Flexible Furlough Scheme
Last night, the Government released further details of the Flexible Furlough Scheme (careful with that acronym!) and while the Policy Paper highlighting the changes is brief it helpfully confirms:
“The Coronavirus Job Retention Scheme will close on 31 October 2020.
From 1 July, employers can bring furloughed employees back to work for any amount of time and any shift pattern, while still being able to claim CJRS grant for the hours not worked.
From 1 August 2020, the level of grant will be reduced each month. To be eligible for the grant employers must pay furloughed employees 80% of their wages, up to a cap of £2,500 per month for the time they are being furloughed.
Wage caps are proportional to the hours an employee is furloughed. For example, an employee is entitled to 60% of the £2,500 cap if they are placed on furlough for 60% of their usual hours.”
While further detail is contained in the original but updated Guidance.
In simple terms, employers will be able to claim the furlough grant for the hours their flexibly furloughed employees do not work, compared to the hours they would normally have worked in that period. I expect we will see a huge uptake of the new scheme which will allow employers to gradually reintroduce staff on a part-time basis. A phased reintroduction is likely to suit both parties in most cases; with employers keen to keep costs to a minimum until demand for their products or services increases, and employees permitted to return on a phased basis, which should help them adjust to the new ways of working. Of course, you will need an employee’s agreement to return on a part-time basis and the arrangement should be confirmed in writing.
It is worth highlighting that 31 July 2020 is the last day that employers can submit claims for periods ending on or before 30 June 2020, and the first time an employer will be able to claim for days during July 2020, will be 1 July 2020.
Under the new scheme (so on or after 1 July 2020), employees can be furloughed for any period of time but, the period must start and end within the same calendar month and must last at least 7 days unless you’re claiming for the first few days or the last few days in a month. You can only claim for a period of fewer than 7 days if the period you are claiming for includes either the first or last day of the calendar month, and you have already claimed for the period ending immediately before it. Yes, this is starting to make my head hurt too. The real headache will be for those poor individuals having to process payroll and claim the grants. The calculations are complicated, particularly, if an employee has variable hours.
Helpfully, the Government has produced further guidance setting out the calculations including the following worked example. I expect those individuals with responsibility for payroll will be screaming the acronym on a regular basis over the coming weeks!
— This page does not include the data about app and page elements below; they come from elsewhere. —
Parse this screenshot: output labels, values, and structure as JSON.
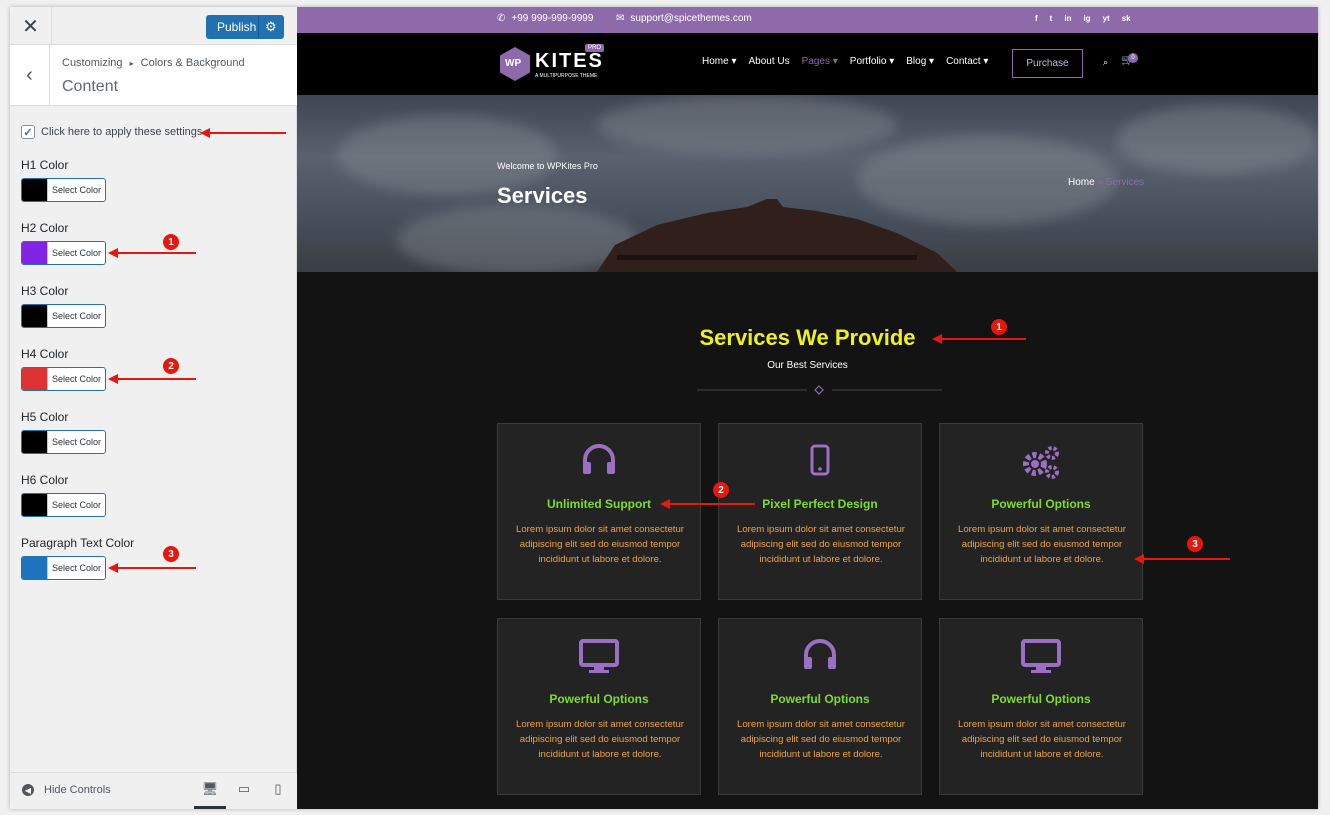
{
  "topbar": {
    "close_label": "✕",
    "publish_label": "Publish",
    "gear_icon": "gear-icon"
  },
  "section": {
    "breadcrumb_root": "Customizing",
    "breadcrumb_separator": "▸",
    "breadcrumb_parent": "Colors & Background",
    "title": "Content"
  },
  "apply_checkbox": {
    "label": "Click here to apply these settings",
    "checked": true
  },
  "color_controls": [
    {
      "label": "H1 Color",
      "color": "#000000",
      "button": "Select Color"
    },
    {
      "label": "H2 Color",
      "color": "#8224e3",
      "button": "Select Color"
    },
    {
      "label": "H3 Color",
      "color": "#000000",
      "button": "Select Color"
    },
    {
      "label": "H4 Color",
      "color": "#dd3333",
      "button": "Select Color"
    },
    {
      "label": "H5 Color",
      "color": "#000000",
      "button": "Select Color"
    },
    {
      "label": "H6 Color",
      "color": "#000000",
      "button": "Select Color"
    },
    {
      "label": "Paragraph Text Color",
      "color": "#1e73be",
      "button": "Select Color"
    }
  ],
  "footer": {
    "hide_controls": "Hide Controls"
  },
  "annotations": {
    "badge1": "1",
    "badge2": "2",
    "badge3": "3"
  },
  "preview": {
    "phone": "+99 999-999-9999",
    "email": "support@spicethemes.com",
    "social": [
      "f",
      "t",
      "in",
      "ig",
      "yt",
      "sk"
    ],
    "logo_mark": "WP",
    "logo_word": "KITES",
    "logo_pro": "PRO",
    "logo_tag": "A MULTIPURPOSE THEME",
    "menu": [
      "Home ▾",
      "About Us",
      "Pages ▾",
      "Portfolio ▾",
      "Blog ▾",
      "Contact ▾"
    ],
    "purchase": "Purchase",
    "cart_count": "0",
    "hero_welcome": "Welcome to WPKites Pro",
    "hero_title": "Services",
    "crumb_home": "Home",
    "crumb_sep": "»",
    "crumb_current": "Services",
    "services_title": "Services We Provide",
    "services_sub": "Our Best Services",
    "accent": "#8e6aab",
    "cards": [
      {
        "icon": "headphones-icon",
        "title": "Unlimited Support",
        "text": "Lorem ipsum dolor sit amet consectetur adipiscing elit sed do eiusmod tempor incididunt ut labore et dolore."
      },
      {
        "icon": "mobile-icon",
        "title": "Pixel Perfect Design",
        "text": "Lorem ipsum dolor sit amet consectetur adipiscing elit sed do eiusmod tempor incididunt ut labore et dolore."
      },
      {
        "icon": "cogs-icon",
        "title": "Powerful Options",
        "text": "Lorem ipsum dolor sit amet consectetur adipiscing elit sed do eiusmod tempor incididunt ut labore et dolore."
      },
      {
        "icon": "monitor-icon",
        "title": "Powerful Options",
        "text": "Lorem ipsum dolor sit amet consectetur adipiscing elit sed do eiusmod tempor incididunt ut labore et dolore."
      },
      {
        "icon": "headphones-icon",
        "title": "Powerful Options",
        "text": "Lorem ipsum dolor sit amet consectetur adipiscing elit sed do eiusmod tempor incididunt ut labore et dolore."
      },
      {
        "icon": "monitor-icon",
        "title": "Powerful Options",
        "text": "Lorem ipsum dolor sit amet consectetur adipiscing elit sed do eiusmod tempor incididunt ut labore et dolore."
      }
    ]
  }
}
If you require assistance with flexible furlough, reintroducing your staff, redundancies or any other employment related issue, please contact James Twine on 01752 292351 or at email@example.com